February 2018 has seen many important Australian tax
developments. These affect investment funds, investors,
multinationals and their investments into and out of
Treaty benefits: court looked through to US partners of
Cayman Island limited partnerships
On February 9 2018, the Australian Federal Court held that
the US tax residents of two Cayman Islands limited partnerships
were not subject to Australian income tax on substantial gains
made by the partnerships from the sale of shares in an
Australian mining company (Resource Capital Fund IV LP v
FCT  FCA 41).
The Federal Court, constituted by single judge Justice
Pagone, held that, even though the gains were Australian
sourced, the partnerships were not taxable entities and the US
tax resident partners were entitled to benefits under Article 7
of the Australia-US double tax treaty (and Article 13 did not
apply, as the Australian mining company was found not to be
Foreign investors and limited partnerships should monitor
any subsequent Australian Taxation Office (ATO) clarifications
on resulting matters, such as whether foreign investors now
need to lodge Australian tax returns if they do not qualify for
treaty benefits, or how this decision reconciles with the
Resource Capital Fund III decision handed down in
DPT: ATO guidance on sufficient economic substance test and
On February 7 2018, the ATO released draft Practical
Compliance Guideline PCG 2018/D2, setting out further guidance
on Australia's diverted profits tax (DPT).
Satisfying the sufficient economic substance test is one of
the ways to get out of the DPT rules. The PCG 2018/D2 sets out
the ATO's DPT approach and guidance relevant to determining
whether this test is satisfied.
In particular, PCG 2018/D2 includes example situations that
the ATO considers as high- or low- risk, in the context of
lease in lease out arrangements, intangible asset transfers,
limited risk distributor structures and certain captive insurer
Multinationals should review their structures against these
examples. Specifically, the limited risk distributor examples
are particularly relevant to multinationals that restructure
into a limited risk distributor model in the midst of
Australia's Multinational Anti-avoidance Law (MAAL).
MAAL: draft legislation to capture foreign trust and
On February 12 2018, the Australian government released
exposure draft legislation to clarify that the MAAL can still
apply where a foreign trust or partnership is interposed
between a foreign entity and its Australian customers.
As identified by the ATO in 2016, some taxpayers have argued
that an interposed foreign trust or partnership are technically
an Australian entity and thus the MAAL cannot apply, as there
is no requisite supply by a foreign entity to Australian
customers (which itself is a MAAL requirement).
Under the draft legislation, supplies made by a trust or a
partnership are deemed to be made by a foreign entity if the
trust or partnership:
- Has at least one foreign entity
participant (e.g. if a foreign entity is a direct or indirect
beneficiary of the trust or partner of the partnership);
- Is connected with, an affiliate of, or

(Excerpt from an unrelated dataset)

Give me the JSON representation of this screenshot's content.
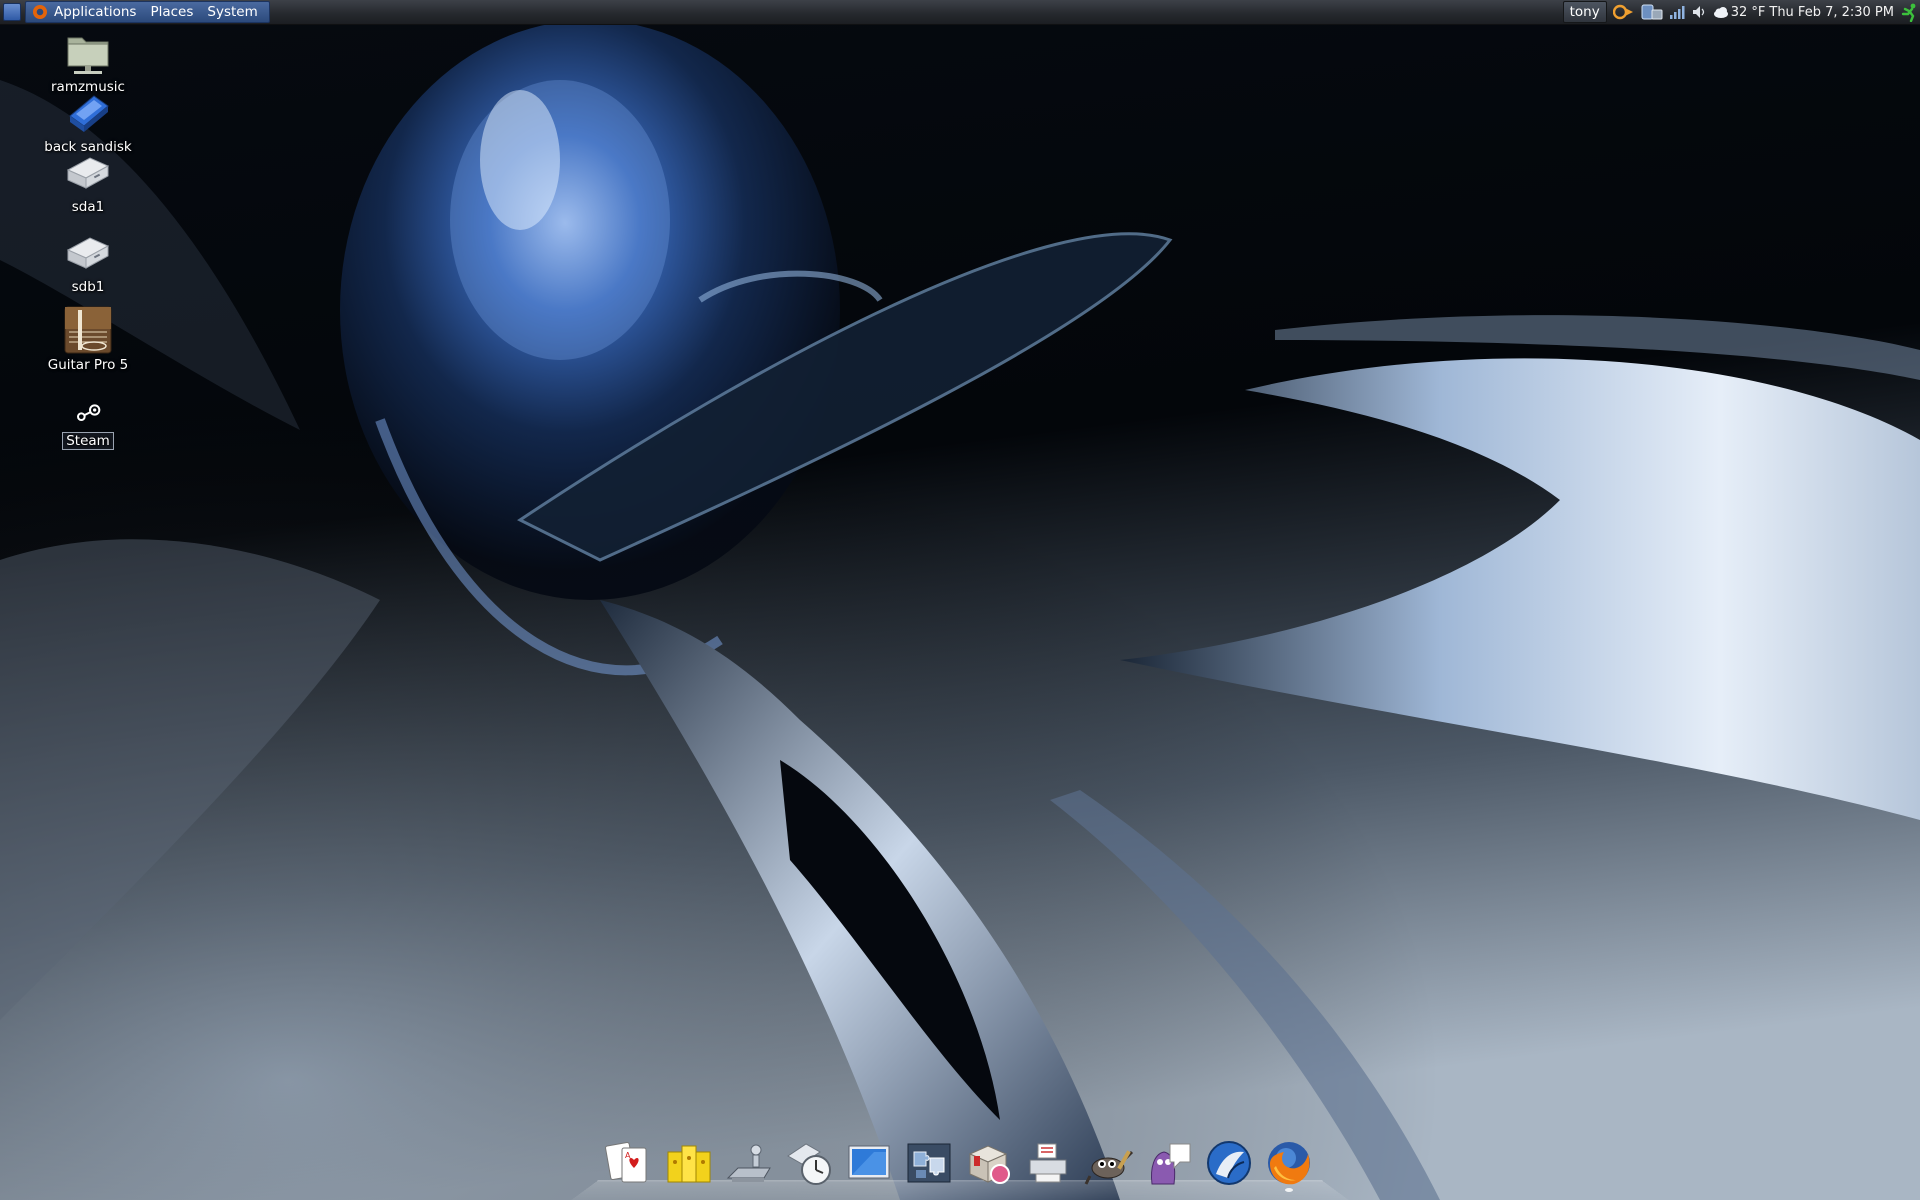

part of the same global group as, the foreign entity.
If enacted, the legislation would apply to tax benefits
arising on or after January 1 2016, including structures
implemented on or before that day.
Multinationals with these structures should consider the
need to restructure their affairs to avoid falling foul of the
MAAL and the ATO's continuing scrutiny.
BEPS: draft legislation to give force of law to MLI
On February 8 2018, the Australian government released
exposure draft legislation which would give the BEPS
Multilateral Instrument (MLI) the force of law in
Under the draft legislation, an Australian bilateral tax
treaty would have the force of law as modified by the MLI if
ratified by both Australia and the treaty partner and the
Secretary-General of the OECD is notified.
If so modified, the treaty would essentially implement the
OECD's BEPS measures in the MLI, except for any
Multinationals should monitor any country-specific BEPS
modifications as they are incorporated into Australia treaties
and the MLI.
|Jock McCormack (pictured) and Kenny Mui
Jock McCormack (firstname.lastname@example.org)
and Kenny Mui (email@example.com)
DLA Piper Australia
Tel: +61 2 9286 8253 and +61 2 9286 8227
Fax: +61 2 9286 8007